/* Filed under Project Management */
The most important areas to keep track of for a project manager are time, scope, quality, and cost. It is also important to align a project with the needs of the stakeholder. Project managers should treat stakeholders individually but serve them collectively.
The project management office portfolio deals with strategy. The program deals with the roadmap and tactics. The project deals with the task. A project manager’s job is to help task managers see the vision of the portfolio managers.
Project managers should keep objectives relevant, communication short and concise. The key to good requirements also applies to the key to good objectives: they need to be specific, measurable, achievable, relevant, and time boxed.
The number one successful practice is the standard practice. Number two is a mature portfolio of good practices. Our processes help us avoid some of the most common errors in project management.

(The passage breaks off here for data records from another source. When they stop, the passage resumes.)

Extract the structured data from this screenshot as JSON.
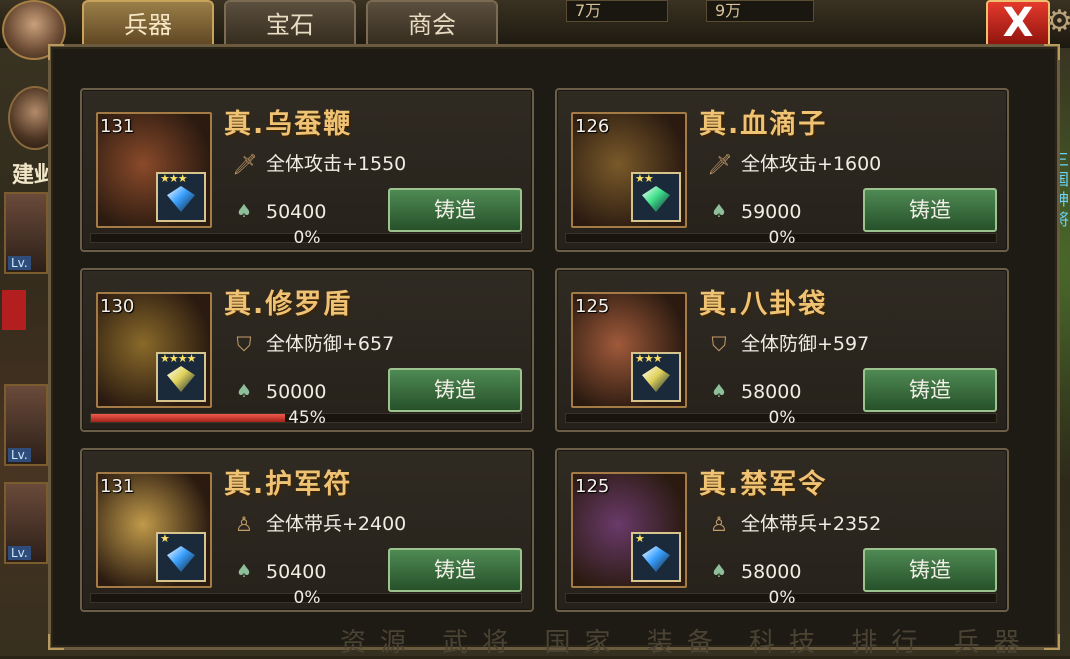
{
  "tabs": [
    {
      "label": "兵器",
      "active": true
    },
    {
      "label": "宝石",
      "active": false
    },
    {
      "label": "商会",
      "active": false
    }
  ],
  "top_resources": [
    "7万",
    "9万"
  ],
  "side_label": "建邺",
  "close_label": "X",
  "forge_label": "铸造",
  "cards": [
    {
      "level": "131",
      "name": "真.乌蚕鞭",
      "stat": "全体攻击+1550",
      "stat_icon": "sword-icon",
      "cost": "50400",
      "progress_pct": 0,
      "progress_label": "0%",
      "gem_stars": "★★★",
      "gem_color": "#3aa0ff",
      "art_color": "#8a4a2a"
    },
    {
      "level": "126",
      "name": "真.血滴子",
      "stat": "全体攻击+1600",
      "stat_icon": "sword-icon",
      "cost": "59000",
      "progress_pct": 0,
      "progress_label": "0%",
      "gem_stars": "★★",
      "gem_color": "#3ee08a",
      "art_color": "#7a5a2a"
    },
    {
      "level": "130",
      "name": "真.修罗盾",
      "stat": "全体防御+657",
      "stat_icon": "shield-icon",
      "cost": "50000",
      "progress_pct": 45,
      "progress_label": "45%",
      "gem_stars": "★★★★",
      "gem_color": "#e0d25a",
      "art_color": "#8a6a2a"
    },
    {
      "level": "125",
      "name": "真.八卦袋",
      "stat": "全体防御+597",
      "stat_icon": "shield-icon",
      "cost": "58000",
      "progress_pct": 0,
      "progress_label": "0%",
      "gem_stars": "★★★",
      "gem_color": "#e0d25a",
      "art_color": "#a05a3a"
    },
    {
      "level": "131",
      "name": "真.护军符",
      "stat": "全体带兵+2400",
      "stat_icon": "troop-icon",
      "cost": "50400",
      "progress_pct": 0,
      "progress_label": "0%",
      "gem_stars": "★",
      "gem_color": "#3aa0ff",
      "art_color": "#c09a4a"
    },
    {
      "level": "125",
      "name": "真.禁军令",
      "stat": "全体带兵+2352",
      "stat_icon": "troop-icon",
      "cost": "58000",
      "progress_pct": 0,
      "progress_label": "0%",
      "gem_stars": "★",
      "gem_color": "#3aa0ff",
      "art_color": "#6a3a6a"
    }
  ],
  "bottom_nav_ghost": "资源 武将 国家 装备 科技 排行 兵器"
}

Project culture also plays an important factor in the quality of a project. It may be weak if one of these occur in a project team’s culture: inward focus, moral problems, fragmentation, inconsistency, ingrown subculture, warfare among subcultures subculture elitism.
Going back to communication, here are some key things to remember regarding good communication. Do not assume. Seek first to understand, not to be understood. Until the deliverable is in the customer’s hand, communication is the project manager’s job. A good communicator has a clear understanding of the needs of the audience. He also has a good awareness of how the communication was received. Talk to stakeholders early on, set communication schedule, be clear, concise, and complete. Use simple words, set a good cadence.
Ideal qualities for a good project manager are a shared vision, good communication, integrity, enthusiasm, empathy, competence, ability to delegate, keep cool under pressure, team building skills, and have good problem solving skills.
Here are tips on running meetings. Since planning is very important, prepping for a meeting is very important. There should be a good reason for having the meeting. At a meeting an agenda should be distribute. Keep the attendance limited. The meeting should have at least a one day notice, and specific start and end time. Participation should be encouraged with visual aids. Most importantly, there should be follow up after the meeting.
Much of project management deals with change to an existing organization. Employees resist change because of lack of communication. There is a lack of inertia which comes from a misunderstanding of a lack of skills, and lack of training. Forcing issues can create anger and passive resistance. There is usually a lack of trust to the newcomers. Promises of better future means nothing unless there is trust in the manager
Further barriers to change result from a fear of failure. Personality conflicts, poor timing, lack of tact, a threat to job security, a breakup of work group, and competing commitments also contribute to a resistance to change.